The minority population in the Transjordan could be perceived as “outsiders” by those in Israel proper, and this discrimination, so to speak, would in turn shape the identity of the children of Reuven, Gad and half of Menashe. The symbolic altar, a precise copy of the one in the Mishkan, would remind their descendants that they are, in fact Jews, and that is why they possess an altar that is never used for any sacrificial service but merely evokes the memory of the national sanctuary on the western side of the Jordan. This plausible and sincere explanation is accepted by the delegation and no further action is taken against the two and a half tribes.
 

This narrative takes us back to the original discussion between the tribes of Reuven and Gad and Moshe Rabbenu. The tribes declared their intention to build pens for their animals and cities for their children in the Transjordan, where their families would remain and to which they would return after fighting alongside their brethren in Israel. Moshe Rabbenu, in agreeing to their proposition, reverses the order, instructing them instead to construct cities for their children and pens for their animals. The Rabbis comment that the tribes of Reuven and Gad cared more about their animals than their children! How did they feel justified in registering such a sweeping indictment of the tribes based upon a nuance in word order alone?
 

This story in the Book of Yehoshua sheds light on the answer. Moshe Rabbenu foresaw what the two tribes could not or did not – that their children’s connection to the Torah and the Jewish people would be jeopardized by the decision to remain on the eastern side of the Jordan. Their choice was motivated by financial concerns but neglected to take the spiritual welfare of future generations into account. 

It was only after the two and a half tribes returned to the Transjordan that the religious implications of their distance from mainland Israel dawned upon them, and they took action to rectify or, at the very least, ameliorate the problem by constructing the symbolic altar. Truth be told, the tribes in the Transjordan developed a much weaker Jewish identity over time – they would be the quickest to assimilate into non-Jewish culture and, centuries later, would be the first Jewish population to be sent into exile.

Text of Chapter 22
Audio Reading and Summary of Chapter 22


Yehoshua Chapter 23
This chapter records one of two “closing speeches” that conclude the Book of Yehoshua, delivered once stability and security had been achieved by the Jews in their settlement of the land of Israel. For this speech, Yehoshua gathered together the leaders of Israel, including judges, elders and officers.
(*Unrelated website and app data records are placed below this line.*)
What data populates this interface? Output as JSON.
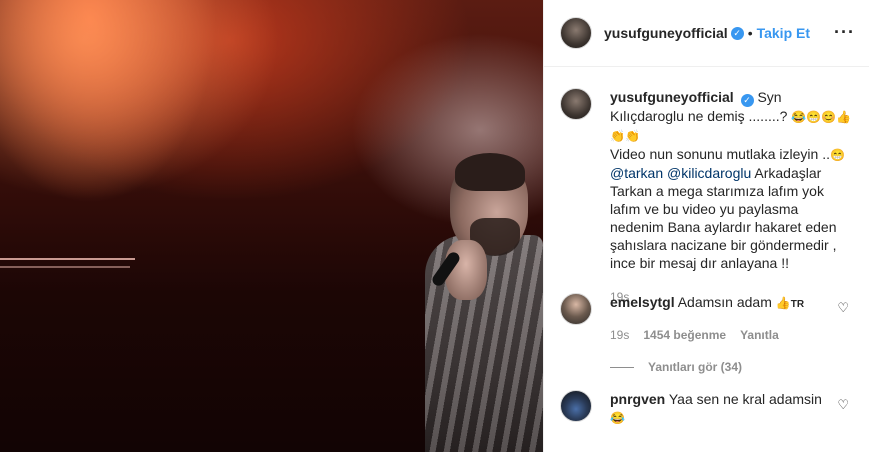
{
  "header": {
    "username": "yusufguneyofficial",
    "separator": "•",
    "follow_label": "Takip Et",
    "more_label": "···"
  },
  "caption": {
    "username": "yusufguneyofficial",
    "text_1": "Syn Kılıçdaroglu ne demiş ........?",
    "emojis_1": "😂😁😊👍👏👏",
    "text_2": "Video nun sonunu mutlaka izleyin ..",
    "emoji_2": "😁",
    "mention_1": "@tarkan",
    "mention_2": "@kilicdaroglu",
    "text_3": "Arkadaşlar Tarkan a mega starımıza lafım yok lafım ve bu video yu paylasma nedenim Bana aylardır hakaret eden şahıslara nacizane bir göndermedir , ince bir mesaj dır anlayana !!",
    "time": "19s"
  },
  "comments": [
    {
      "username": "emelsytgl",
      "text": "Adamsın adam",
      "emoji": "👍",
      "flag": "TR",
      "time": "19s",
      "likes": "1454 beğenme",
      "reply_label": "Yanıtla",
      "view_replies": "Yanıtları gör (34)"
    },
    {
      "username": "pnrgven",
      "text": "Yaa sen ne kral adamsin",
      "emoji": "😂"
    }
  ],
  "icons": {
    "heart": "♡",
    "verified": "✓"
  }
}
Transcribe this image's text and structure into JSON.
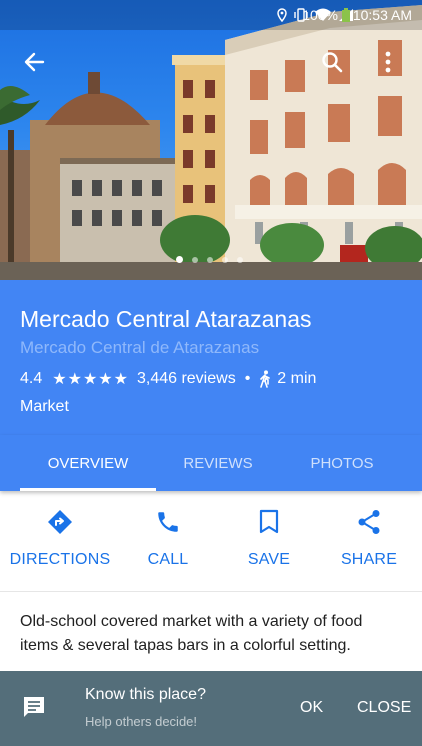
{
  "status_bar": {
    "battery_percent": "100%",
    "time": "10:53 AM"
  },
  "hero": {
    "photo_dots": 5,
    "active_dot": 0
  },
  "place": {
    "name": "Mercado Central Atarazanas",
    "local_name": "Mercado Central de Atarazanas",
    "rating": "4.4",
    "stars": "★★★★★",
    "reviews": "3,446 reviews",
    "separator": "•",
    "walk_time": "2 min",
    "category": "Market"
  },
  "tabs": [
    {
      "label": "OVERVIEW"
    },
    {
      "label": "REVIEWS"
    },
    {
      "label": "PHOTOS"
    }
  ],
  "actions": [
    {
      "label": "DIRECTIONS",
      "icon": "directions-icon"
    },
    {
      "label": "CALL",
      "icon": "phone-icon"
    },
    {
      "label": "SAVE",
      "icon": "bookmark-icon"
    },
    {
      "label": "SHARE",
      "icon": "share-icon"
    }
  ],
  "description": "Old-school covered market with a variety of food items & several tapas bars in a colorful setting.",
  "snackbar": {
    "title": "Know this place?",
    "subtitle": "Help others decide!",
    "ok": "OK",
    "close": "CLOSE"
  },
  "colors": {
    "primary": "#4285f4",
    "action_blue": "#1a73e8",
    "snackbar": "#546e7a"
  }
}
He reminded them of the support Hashem had provided them during the process of conquest and the fact that He had fulfilled all of His promises and assurances to the Jewish people with respect to their acquisition and division of the land.

Yehoshua reassured the Jews that his own death would not have any impact on the relationship between Hashem and His people moving forward. On the contrary, based on their own experience of His providential involvement in their lives, they knew that Hashem could be trusted to assist them in capturing and annexing the remaining swaths of territory that, at the time of the speech, were still under Canaanite dominion.
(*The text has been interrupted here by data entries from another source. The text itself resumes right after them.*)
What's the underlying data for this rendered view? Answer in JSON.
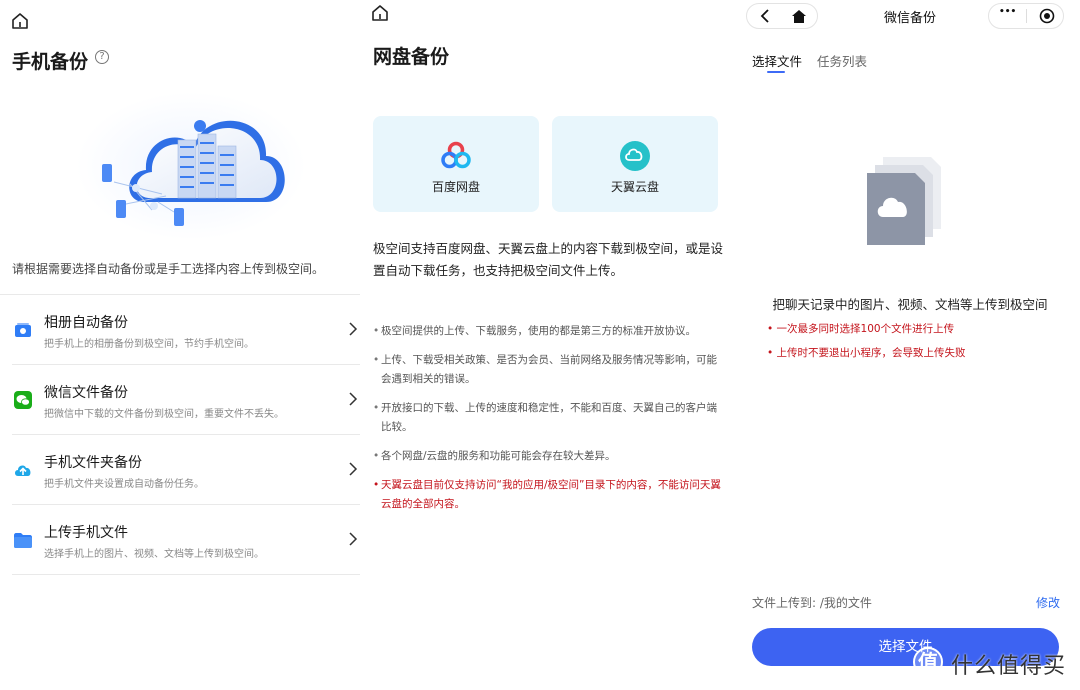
{
  "phone_backup": {
    "title": "手机备份",
    "help_glyph": "?",
    "description": "请根据需要选择自动备份或是手工选择内容上传到极空间。",
    "items": [
      {
        "title": "相册自动备份",
        "subtitle": "把手机上的相册备份到极空间，节约手机空间。",
        "icon": "album-icon",
        "color": "#2f7df6"
      },
      {
        "title": "微信文件备份",
        "subtitle": "把微信中下载的文件备份到极空间，重要文件不丢失。",
        "icon": "wechat-icon",
        "color": "#1aad19"
      },
      {
        "title": "手机文件夹备份",
        "subtitle": "把手机文件夹设置成自动备份任务。",
        "icon": "upload-cloud-icon",
        "color": "#1ea7e8"
      },
      {
        "title": "上传手机文件",
        "subtitle": "选择手机上的图片、视频、文档等上传到极空间。",
        "icon": "folder-icon",
        "color": "#2f7df6"
      }
    ]
  },
  "cloud_backup": {
    "title": "网盘备份",
    "cards": [
      {
        "label": "百度网盘",
        "icon": "baidu-netdisk-icon"
      },
      {
        "label": "天翼云盘",
        "icon": "tianyi-cloud-icon"
      }
    ],
    "description": "极空间支持百度网盘、天翼云盘上的内容下载到极空间，或是设置自动下载任务，也支持把极空间文件上传。",
    "notes": [
      {
        "text": "极空间提供的上传、下载服务，使用的都是第三方的标准开放协议。",
        "red": false
      },
      {
        "text": "上传、下载受相关政策、是否为会员、当前网络及服务情况等影响，可能会遇到相关的错误。",
        "red": false
      },
      {
        "text": "开放接口的下载、上传的速度和稳定性，不能和百度、天翼自己的客户端比较。",
        "red": false
      },
      {
        "text": "各个网盘/云盘的服务和功能可能会存在较大差异。",
        "red": false
      },
      {
        "text": "天翼云盘目前仅支持访问“我的应用/极空间”目录下的内容，不能访问天翼云盘的全部内容。",
        "red": true
      }
    ]
  },
  "wechat_backup": {
    "title": "微信备份",
    "tabs": {
      "active": "选择文件",
      "inactive": "任务列表"
    },
    "main_text": "把聊天记录中的图片、视频、文档等上传到极空间",
    "notes": [
      "一次最多同时选择100个文件进行上传",
      "上传时不要退出小程序，会导致上传失败"
    ],
    "destination": "文件上传到: /我的文件",
    "edit_label": "修改",
    "button_label": "选择文件",
    "more_glyph": "•••"
  },
  "watermark": {
    "circle_glyph": "值",
    "text": "什么值得买"
  },
  "colors": {
    "accent": "#3d63f2",
    "card_bg": "#e8f6fc",
    "warning": "#c4141c",
    "link": "#2f6cf0"
  }
}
However, Yehoshua warned the leadership of the nation to be careful to diligently study and observe the Torah of Moshe Rabbenu, loving and worshiping Hashem, and not to allow the Jews to pursue intermarriage with or imitation of their gentile neighbors. If they do fail in their commitment to Torah and mitzvoth, Yehoshua warns them that they should expect Hashem to be equally reliable in His promise to withdraw His support for their military and political efforts and to exile the Jews from the holy land He had granted them.

Text of Chapter 23
Audio Reading and Summary of Chapter 23
 
 
 

No comments: